Bohol travel guide

The Chocolate Hills

The island of Bohol is nestled in the central Visayas region of the Philippines. Bohol’s people are believed to be descendants of the Pintados (tattooed ones), the last inhabitants to settle in the country. Artefacts from Tagbilaran, Mansasa, Panglao and Dauis show evidence that the locals had already developed their own distinctive culture centuries ago.

The island also served as the venue for the first international treaty of peace and seat of unity between conquistador Miguel Lopez de Legazpi and native monarch Datu Sikatuna during a Sandugo blood compact ceremony on March 16, 1565. But Bohol boasts a proud history that begun long before Spanish colonisation, Americanisation and Japanese occupation. Nowadays, it is a known tourist destination in the Philippines because of its attractions and unspoilt wilderness areas.

Visiting Bohol from Boracay

Tourism plays a very important role in Bohol’s economy, but the province has not yet reached the status of a true international tourist destination. Foreign visitors typically come here for scuba diving and the unusual Chocolate Hills, a group of limestone mound formations serving as the main attraction of the island.

Another popular attraction is the Philippine Tarsier, a small primate indigenous only to Bohol. Cebuanos and other Filipinos who speak the Visayan dialect refer to the Philippine Tarsier as the Maumag, while those from Luzon in general refers to it as the Mamag. It measures only 85-160mm tall, making it extremely hard to spot in the wild. Apart from its size, it is also distinctive for its disproportionately large eyes, which allows it to see well at night (it is a nocturnal animal).

The Philippine Tarsier is considered an endangered species so trade and sale is prohibited. The animal is also shy, sleeping during daytime and very active at night, and it is important to not use flash when taking pictures to avoid surprising or scaring them. Corella is said to be the best place in Bohol to find Tarsiers in their natural wild habitat. More on Bohol attractions.

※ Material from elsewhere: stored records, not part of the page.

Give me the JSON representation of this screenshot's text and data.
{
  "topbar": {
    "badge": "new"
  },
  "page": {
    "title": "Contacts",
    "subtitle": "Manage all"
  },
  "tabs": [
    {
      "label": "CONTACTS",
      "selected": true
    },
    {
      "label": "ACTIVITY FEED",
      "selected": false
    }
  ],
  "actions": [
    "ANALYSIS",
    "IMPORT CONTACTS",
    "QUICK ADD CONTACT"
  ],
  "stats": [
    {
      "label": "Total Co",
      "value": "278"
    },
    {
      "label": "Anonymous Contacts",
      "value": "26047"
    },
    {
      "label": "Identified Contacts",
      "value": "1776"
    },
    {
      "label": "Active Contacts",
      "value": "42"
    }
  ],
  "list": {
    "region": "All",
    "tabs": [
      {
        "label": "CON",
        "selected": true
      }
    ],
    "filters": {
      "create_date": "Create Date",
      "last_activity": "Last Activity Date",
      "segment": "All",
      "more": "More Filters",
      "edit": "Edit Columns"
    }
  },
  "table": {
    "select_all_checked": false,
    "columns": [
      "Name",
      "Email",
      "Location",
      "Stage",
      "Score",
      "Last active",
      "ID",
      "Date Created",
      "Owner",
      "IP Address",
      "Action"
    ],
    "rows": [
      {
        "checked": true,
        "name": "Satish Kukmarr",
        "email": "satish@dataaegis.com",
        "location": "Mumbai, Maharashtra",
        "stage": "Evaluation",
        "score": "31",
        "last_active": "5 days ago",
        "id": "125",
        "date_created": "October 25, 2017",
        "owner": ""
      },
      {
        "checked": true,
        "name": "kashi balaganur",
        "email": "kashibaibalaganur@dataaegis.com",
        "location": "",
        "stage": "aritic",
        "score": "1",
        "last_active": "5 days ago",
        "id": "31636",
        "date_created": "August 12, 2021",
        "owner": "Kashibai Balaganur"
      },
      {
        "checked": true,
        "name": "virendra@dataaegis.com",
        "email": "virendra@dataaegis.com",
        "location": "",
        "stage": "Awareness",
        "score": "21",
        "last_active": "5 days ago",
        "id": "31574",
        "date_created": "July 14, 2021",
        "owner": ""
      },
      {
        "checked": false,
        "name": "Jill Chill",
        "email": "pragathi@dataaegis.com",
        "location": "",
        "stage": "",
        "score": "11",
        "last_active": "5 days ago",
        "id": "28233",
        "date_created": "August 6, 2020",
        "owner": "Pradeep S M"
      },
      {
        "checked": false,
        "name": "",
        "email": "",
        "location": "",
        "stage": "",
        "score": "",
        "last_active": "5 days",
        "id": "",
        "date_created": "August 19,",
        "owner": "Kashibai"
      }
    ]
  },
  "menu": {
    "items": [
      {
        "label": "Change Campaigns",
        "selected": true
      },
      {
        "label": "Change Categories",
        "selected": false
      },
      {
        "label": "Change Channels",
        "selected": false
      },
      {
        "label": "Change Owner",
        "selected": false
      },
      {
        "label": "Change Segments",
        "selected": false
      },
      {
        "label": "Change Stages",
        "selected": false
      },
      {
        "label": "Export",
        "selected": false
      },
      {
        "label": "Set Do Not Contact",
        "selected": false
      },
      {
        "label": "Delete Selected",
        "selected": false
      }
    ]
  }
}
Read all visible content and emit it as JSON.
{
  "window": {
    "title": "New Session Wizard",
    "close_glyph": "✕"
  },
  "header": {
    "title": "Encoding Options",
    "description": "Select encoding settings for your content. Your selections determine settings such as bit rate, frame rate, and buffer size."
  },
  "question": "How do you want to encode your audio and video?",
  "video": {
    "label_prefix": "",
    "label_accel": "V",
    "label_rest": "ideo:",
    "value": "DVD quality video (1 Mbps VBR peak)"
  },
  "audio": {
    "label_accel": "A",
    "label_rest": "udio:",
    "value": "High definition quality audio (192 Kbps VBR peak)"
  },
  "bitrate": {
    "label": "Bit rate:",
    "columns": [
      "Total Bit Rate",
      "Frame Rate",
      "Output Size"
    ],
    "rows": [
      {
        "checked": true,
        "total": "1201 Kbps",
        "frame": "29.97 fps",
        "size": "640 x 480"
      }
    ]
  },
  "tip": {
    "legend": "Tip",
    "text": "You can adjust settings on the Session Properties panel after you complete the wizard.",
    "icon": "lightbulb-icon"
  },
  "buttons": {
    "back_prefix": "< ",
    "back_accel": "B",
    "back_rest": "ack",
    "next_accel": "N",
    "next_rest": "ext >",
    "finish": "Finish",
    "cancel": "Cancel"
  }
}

Native products and souvenirs are among the main goods you can buy from Bohol. Apart from souvenirs relating to the island’s main attractions, Bohol is also notable for the bee farm, which is popular for its honey. People also believe that the honey produced from that bee farm has medicinal uses and that they make particular recipes and delicacies taste even better. The months of July to October are often the best times of the year to visit, but a lot of tourists also arrive on the island during the summer season, particularly during the Easter Weekend.

Sightseeing is the main activity for visitors to Bohol but the island is also notable for its beaches and seaside attractions where diving and island hopping can be enjoyed. To truly enjoy your visit, you need to choose the right time to go to the island. The northeast monsoon, or amihan, is most prominent from November until April, making that season the year’s mildest except for a few showers.

The average daytime temperatures stay at 28°C but it cools down every night to approximately 25°C. High temperatures are experienced during May until July with really humid days, while the southwest monsoon or habagat season starts in August and ends in October. Habagat season is when the weather becomes unpredictable in Bohol, but more showers generally occur from November until January.

Most tour companies in Bohol organise single day tours and other packages for longer stays, which take as much as two or three days to visit several of the island’s main attractions. Some tour companies also offer trekking packages where you can enjoy cross-country treks but which do not require participants to climb high mountains. The highest point in Bohol is only a kilometre above sea level.

Trekking in Bohol allows visitors to access rolling hills and patches of greenery with farmlands and small villages linked to cross-country routes. The terrain is also easy and safe to explore particularly around Corella’s forest where you may get to see the Philippine Tarsier. Trekking trips to the Can-umantad Falls or on the 15-kilometer Cambia Route can also be arranged. Some destinations like the Bohol Forest and the Rajah Sikatuna National Park also offer hiking and trekking opportunities. More on Bohol activities.

Tagbilaran City is the place to go if you want to do some shopping. Head to Carlos P. Garcia Avenue to find Bohol Quality Mall at the heart of the old town. There, you can find a range of shops ranging from bookstores, salons, boutiques and small restaurants. Plaza Marcela is another shopping stop which is home to several restaurants and a supermarket. The latest addition to Tagbilaran’s selection of shopping venues is Island City Mall, which houses facilities and shops similar to a large mall in Manila. Apart from these big shopping venues, there are also smaller shops like Shoppers Mart and Alturas supermarket.